Though Trump held his own on immigration policy, Rubio managed to upbraid him for suggesting that immigrants must know English to be fully American. Rubio spoke about his grandfather. "My grandfather loved America. He loved Ronald Reagan. My grandfather instilled in me that I was blessed to live in the one society in all of human history where even I, the son of a bartender and a maid, could aspire to have anything and be anything... But he taught me that in Spanish; the language he was most comfortable in was Spanish... And if people get their news in Spanish, I want them to hear that directly from me."
Fiorina made her mettle in the race by taking on Hillary Clinton. She challenged Democrats to name any of her accomplishments, questioned her judgment on her use of a private e-mail server, and called her untrustworthy. She drew attention, but attracted little support and even less money, failing to qualify for the main stage during the first presidential debate.
She came ready tonight with detailed policy prescriptions. Her first big moment came when she was asked what she would say to Russian President Vladimir Putin to secure his cooperation over the conflicts in Syria and Ukraine. Trump was her foil. He had said he would negotiate with Putin.
She repeated a line she's used on the trail. "Having met Vladimir Putin, I wouldn't talk to him," she said. "We've talked way too much to him. What I would do immediately is begin rebuilding the Sixth Fleet," the Naval forces responsible for helping NATO patrol Russia. She would rebuild missile defense and conduct aggressive military exercises in the Baltics, too, to send a message to Putin to back down.
Later, as CNN cued up its first commercials of the evening, Fiorina was given the opportunity by Tapper to respond to Trump's critical appraisal of her looks. Fiorina smiled thinly, looked at Tapper, and said: "I think women all across the country heard what Mr. Trump said."
Trump grimaced. His instinctive response was to fawn, calling her "beautiful." During the break, he huddled with his daughter, Ivanka, according to tweets from the debate hall.
Trump's brash New York style worked well in previous debates, when his unconventional approach seemed appealing to an electorate that was angry with their party.
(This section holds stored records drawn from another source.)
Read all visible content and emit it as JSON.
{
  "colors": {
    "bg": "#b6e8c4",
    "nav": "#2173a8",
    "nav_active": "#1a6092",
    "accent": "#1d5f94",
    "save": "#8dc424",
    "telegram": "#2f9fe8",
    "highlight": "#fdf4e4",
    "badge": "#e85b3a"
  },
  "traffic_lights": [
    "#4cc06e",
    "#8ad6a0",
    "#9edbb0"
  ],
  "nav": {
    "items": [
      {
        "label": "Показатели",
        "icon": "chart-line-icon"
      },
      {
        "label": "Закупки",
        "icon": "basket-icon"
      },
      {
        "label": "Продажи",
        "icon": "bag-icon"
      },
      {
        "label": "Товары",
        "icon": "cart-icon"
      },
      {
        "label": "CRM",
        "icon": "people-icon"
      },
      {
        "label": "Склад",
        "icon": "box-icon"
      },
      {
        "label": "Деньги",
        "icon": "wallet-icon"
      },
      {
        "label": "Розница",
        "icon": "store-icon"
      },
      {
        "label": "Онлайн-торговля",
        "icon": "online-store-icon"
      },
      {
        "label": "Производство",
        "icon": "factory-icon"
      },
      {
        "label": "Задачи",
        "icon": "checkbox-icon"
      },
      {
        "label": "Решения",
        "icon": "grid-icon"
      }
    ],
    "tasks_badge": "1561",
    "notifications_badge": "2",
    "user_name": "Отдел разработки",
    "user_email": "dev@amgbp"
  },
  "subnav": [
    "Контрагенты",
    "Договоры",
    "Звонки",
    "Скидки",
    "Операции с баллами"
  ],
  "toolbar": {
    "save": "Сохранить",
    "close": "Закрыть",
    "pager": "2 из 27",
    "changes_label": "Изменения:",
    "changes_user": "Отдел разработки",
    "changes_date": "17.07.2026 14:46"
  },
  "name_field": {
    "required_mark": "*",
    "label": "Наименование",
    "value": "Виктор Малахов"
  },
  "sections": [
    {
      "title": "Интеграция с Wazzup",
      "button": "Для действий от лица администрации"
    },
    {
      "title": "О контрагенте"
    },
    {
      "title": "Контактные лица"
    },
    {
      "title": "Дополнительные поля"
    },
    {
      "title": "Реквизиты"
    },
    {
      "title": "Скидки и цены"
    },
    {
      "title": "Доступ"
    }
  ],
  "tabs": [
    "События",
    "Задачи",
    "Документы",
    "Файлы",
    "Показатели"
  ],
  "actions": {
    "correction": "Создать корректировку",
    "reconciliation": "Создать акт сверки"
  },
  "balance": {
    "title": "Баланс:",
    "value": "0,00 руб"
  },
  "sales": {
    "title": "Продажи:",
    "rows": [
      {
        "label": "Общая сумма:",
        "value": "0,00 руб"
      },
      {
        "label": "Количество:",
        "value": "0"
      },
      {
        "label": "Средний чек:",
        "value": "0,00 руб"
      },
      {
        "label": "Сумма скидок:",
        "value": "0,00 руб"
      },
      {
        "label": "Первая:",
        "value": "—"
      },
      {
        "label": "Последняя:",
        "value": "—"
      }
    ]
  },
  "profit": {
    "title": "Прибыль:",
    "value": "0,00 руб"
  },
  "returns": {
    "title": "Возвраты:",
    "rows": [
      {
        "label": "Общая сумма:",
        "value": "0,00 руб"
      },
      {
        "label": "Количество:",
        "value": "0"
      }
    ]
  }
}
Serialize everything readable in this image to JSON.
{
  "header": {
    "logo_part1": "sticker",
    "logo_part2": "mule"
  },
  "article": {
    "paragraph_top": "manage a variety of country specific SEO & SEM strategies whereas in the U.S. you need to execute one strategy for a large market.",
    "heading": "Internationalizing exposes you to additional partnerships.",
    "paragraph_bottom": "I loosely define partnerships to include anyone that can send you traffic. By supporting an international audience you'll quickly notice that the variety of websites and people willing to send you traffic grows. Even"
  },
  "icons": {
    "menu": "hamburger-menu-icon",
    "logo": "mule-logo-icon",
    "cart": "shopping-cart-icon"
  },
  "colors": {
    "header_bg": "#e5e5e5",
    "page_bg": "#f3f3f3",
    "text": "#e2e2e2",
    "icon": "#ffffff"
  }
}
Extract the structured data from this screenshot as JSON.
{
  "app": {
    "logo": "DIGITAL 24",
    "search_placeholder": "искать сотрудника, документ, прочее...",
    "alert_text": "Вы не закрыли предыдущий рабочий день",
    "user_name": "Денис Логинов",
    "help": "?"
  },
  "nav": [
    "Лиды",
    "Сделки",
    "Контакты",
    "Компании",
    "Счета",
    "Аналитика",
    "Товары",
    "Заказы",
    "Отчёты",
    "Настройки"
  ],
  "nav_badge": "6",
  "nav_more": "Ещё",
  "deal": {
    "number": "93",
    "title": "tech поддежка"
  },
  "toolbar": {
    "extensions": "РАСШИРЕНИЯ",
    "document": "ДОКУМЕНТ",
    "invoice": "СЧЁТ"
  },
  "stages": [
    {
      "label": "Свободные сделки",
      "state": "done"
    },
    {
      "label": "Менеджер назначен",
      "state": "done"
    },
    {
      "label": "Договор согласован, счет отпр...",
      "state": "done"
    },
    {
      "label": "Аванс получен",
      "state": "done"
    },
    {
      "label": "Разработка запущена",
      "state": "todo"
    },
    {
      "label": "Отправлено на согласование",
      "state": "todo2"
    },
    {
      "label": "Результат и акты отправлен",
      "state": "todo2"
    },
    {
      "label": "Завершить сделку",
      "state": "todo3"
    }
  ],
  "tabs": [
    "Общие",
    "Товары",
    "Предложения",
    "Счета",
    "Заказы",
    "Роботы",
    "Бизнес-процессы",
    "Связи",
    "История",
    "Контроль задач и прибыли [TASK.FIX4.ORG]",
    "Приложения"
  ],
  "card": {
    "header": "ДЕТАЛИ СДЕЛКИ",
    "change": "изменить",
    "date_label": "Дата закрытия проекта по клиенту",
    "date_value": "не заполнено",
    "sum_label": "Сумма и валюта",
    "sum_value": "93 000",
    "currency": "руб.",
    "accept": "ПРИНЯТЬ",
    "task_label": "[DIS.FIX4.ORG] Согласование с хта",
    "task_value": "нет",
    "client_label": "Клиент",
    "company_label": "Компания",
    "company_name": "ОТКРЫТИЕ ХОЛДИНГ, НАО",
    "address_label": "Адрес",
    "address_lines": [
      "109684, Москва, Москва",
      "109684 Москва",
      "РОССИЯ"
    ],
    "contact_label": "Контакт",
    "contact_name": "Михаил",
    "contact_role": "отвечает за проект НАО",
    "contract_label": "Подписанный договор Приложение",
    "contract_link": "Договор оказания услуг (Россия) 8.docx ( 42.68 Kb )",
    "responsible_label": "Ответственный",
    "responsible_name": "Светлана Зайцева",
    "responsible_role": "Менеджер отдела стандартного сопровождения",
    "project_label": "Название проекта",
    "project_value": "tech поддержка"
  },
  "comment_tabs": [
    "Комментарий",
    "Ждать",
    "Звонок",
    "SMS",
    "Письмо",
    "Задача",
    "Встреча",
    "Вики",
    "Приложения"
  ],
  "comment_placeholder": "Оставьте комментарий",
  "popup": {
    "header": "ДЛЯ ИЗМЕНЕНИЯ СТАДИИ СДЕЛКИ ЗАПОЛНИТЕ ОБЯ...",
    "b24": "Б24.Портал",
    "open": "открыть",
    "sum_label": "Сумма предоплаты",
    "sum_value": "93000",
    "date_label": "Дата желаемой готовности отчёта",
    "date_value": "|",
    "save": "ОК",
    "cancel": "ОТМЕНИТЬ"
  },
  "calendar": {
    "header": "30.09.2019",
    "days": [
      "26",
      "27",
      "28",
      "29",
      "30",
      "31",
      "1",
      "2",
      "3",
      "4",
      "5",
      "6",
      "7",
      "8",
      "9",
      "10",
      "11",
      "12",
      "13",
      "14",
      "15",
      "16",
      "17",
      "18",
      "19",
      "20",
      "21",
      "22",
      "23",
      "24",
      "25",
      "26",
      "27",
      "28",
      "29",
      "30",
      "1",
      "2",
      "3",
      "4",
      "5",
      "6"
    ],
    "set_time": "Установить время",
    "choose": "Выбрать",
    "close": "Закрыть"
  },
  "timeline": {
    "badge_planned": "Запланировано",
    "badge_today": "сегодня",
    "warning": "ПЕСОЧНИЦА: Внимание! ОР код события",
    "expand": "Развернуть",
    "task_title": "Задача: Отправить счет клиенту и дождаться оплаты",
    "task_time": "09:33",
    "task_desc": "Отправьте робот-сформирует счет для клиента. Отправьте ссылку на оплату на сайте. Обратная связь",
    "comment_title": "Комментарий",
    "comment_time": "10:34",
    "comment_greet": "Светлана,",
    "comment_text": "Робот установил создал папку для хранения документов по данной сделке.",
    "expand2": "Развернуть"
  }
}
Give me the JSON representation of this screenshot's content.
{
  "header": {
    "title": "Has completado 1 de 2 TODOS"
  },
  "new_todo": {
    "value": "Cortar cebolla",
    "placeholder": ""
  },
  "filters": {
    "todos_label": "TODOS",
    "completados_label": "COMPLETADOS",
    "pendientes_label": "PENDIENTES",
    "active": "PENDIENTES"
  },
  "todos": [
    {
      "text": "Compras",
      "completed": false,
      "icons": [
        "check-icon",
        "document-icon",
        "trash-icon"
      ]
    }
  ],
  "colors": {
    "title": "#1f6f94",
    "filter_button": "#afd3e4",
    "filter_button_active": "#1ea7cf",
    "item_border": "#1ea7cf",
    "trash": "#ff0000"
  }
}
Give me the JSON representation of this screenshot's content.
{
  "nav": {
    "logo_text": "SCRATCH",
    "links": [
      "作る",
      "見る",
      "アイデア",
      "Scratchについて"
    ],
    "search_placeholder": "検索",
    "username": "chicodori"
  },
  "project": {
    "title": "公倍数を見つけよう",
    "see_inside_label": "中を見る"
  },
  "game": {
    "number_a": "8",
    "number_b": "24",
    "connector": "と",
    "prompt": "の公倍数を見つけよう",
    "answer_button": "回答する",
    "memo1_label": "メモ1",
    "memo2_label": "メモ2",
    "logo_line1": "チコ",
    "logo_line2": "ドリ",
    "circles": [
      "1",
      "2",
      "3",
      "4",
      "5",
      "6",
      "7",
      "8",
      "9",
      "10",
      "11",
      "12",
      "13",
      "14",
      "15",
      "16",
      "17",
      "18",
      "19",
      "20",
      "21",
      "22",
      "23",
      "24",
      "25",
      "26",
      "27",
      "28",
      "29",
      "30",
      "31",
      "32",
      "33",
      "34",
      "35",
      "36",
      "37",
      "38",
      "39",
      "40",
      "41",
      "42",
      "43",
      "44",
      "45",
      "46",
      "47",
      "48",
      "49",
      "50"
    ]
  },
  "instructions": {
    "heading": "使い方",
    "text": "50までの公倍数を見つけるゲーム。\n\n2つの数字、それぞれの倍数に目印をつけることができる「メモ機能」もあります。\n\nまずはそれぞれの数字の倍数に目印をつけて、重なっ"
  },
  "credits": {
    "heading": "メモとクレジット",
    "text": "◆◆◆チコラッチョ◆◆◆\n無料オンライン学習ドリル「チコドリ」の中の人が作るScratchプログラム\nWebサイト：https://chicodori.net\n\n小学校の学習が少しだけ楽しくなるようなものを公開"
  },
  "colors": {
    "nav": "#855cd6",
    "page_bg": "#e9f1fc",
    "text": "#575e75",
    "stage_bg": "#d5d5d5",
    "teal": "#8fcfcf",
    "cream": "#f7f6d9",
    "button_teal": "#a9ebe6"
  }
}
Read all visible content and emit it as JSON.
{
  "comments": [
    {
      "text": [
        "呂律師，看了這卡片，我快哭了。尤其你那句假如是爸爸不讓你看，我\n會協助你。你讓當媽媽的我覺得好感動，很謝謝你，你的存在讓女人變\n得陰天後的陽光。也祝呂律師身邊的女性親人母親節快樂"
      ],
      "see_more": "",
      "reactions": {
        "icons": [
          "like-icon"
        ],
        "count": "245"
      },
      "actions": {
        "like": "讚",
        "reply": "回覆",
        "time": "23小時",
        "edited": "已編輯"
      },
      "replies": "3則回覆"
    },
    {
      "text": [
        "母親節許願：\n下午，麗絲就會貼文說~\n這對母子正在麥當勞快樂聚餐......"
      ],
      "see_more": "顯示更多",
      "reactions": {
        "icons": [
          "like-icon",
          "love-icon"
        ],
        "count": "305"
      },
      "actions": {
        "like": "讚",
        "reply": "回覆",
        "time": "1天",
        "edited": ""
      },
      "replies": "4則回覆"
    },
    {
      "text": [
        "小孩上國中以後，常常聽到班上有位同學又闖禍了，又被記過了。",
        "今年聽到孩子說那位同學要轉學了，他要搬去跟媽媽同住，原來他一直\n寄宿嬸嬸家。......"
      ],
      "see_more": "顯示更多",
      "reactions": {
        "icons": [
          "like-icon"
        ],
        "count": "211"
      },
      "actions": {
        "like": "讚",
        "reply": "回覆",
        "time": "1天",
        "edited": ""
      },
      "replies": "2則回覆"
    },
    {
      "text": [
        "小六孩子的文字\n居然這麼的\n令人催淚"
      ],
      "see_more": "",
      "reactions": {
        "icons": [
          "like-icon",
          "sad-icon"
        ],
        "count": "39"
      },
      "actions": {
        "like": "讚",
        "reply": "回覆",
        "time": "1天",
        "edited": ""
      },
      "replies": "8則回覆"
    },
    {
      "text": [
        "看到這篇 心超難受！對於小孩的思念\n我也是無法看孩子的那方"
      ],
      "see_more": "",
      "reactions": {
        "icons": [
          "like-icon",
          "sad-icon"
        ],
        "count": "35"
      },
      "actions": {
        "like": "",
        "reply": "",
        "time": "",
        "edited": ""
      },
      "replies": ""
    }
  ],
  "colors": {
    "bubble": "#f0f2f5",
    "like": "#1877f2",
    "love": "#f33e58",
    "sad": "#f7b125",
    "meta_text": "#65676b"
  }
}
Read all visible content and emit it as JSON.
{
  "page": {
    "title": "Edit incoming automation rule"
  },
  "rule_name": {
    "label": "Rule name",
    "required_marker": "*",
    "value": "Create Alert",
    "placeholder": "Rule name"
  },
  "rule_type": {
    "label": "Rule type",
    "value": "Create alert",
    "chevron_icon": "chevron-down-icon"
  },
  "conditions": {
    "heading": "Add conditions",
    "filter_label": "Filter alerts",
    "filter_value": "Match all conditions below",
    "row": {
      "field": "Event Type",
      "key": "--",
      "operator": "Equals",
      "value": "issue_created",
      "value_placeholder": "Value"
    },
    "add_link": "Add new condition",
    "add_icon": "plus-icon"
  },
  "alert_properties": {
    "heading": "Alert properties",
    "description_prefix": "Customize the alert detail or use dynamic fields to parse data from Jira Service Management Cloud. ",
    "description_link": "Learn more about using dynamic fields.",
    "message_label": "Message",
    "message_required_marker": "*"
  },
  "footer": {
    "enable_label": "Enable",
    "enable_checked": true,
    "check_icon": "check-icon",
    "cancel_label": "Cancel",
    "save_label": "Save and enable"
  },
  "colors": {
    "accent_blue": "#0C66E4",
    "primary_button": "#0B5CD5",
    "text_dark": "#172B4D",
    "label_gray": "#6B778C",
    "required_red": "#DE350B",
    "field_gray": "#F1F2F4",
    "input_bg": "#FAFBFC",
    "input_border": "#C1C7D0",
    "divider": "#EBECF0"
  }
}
Tonight it undercut his appeal, as others raised their game and refused to let themselves be rattled. His answers, smooshed into sound-bites fit for the debate's time constraints, felt rushed and often sounded contradictory. His body language was off, too. He leaned heavily over his lectern, looking small next to Bush.
Chris Christie, the governor of New Jersey, tried to fly above Trump and Fiorina, who spent five minutes sparring about their business credentials.
"To the 55-year-old construction worker who doesn't have a job, they couldn't care less about your careers," he said. When Fiorina tried to get a word in, Christie cut her off. "Carly, listen, you can interrupt everyone else on the stage, but you can't interrupt me."
Christie and Rand Paul later faced off on medical marijuana and terrorism policies, highlighting a cleft in the party. Younger voters overwhelmingly support legalizing pot, and a majority of voters support criminal justice reform.
But Fiorina, once again, had the most compelling answer:
"My husband Frank and I buried a child due to drug addiction... We are misleading people when we tell them that marijuana is just like having a beer. The marijuana that people are smoking is not like the marijuana Jeb Bush smoked 40 years ago — sorry Barbara," she said.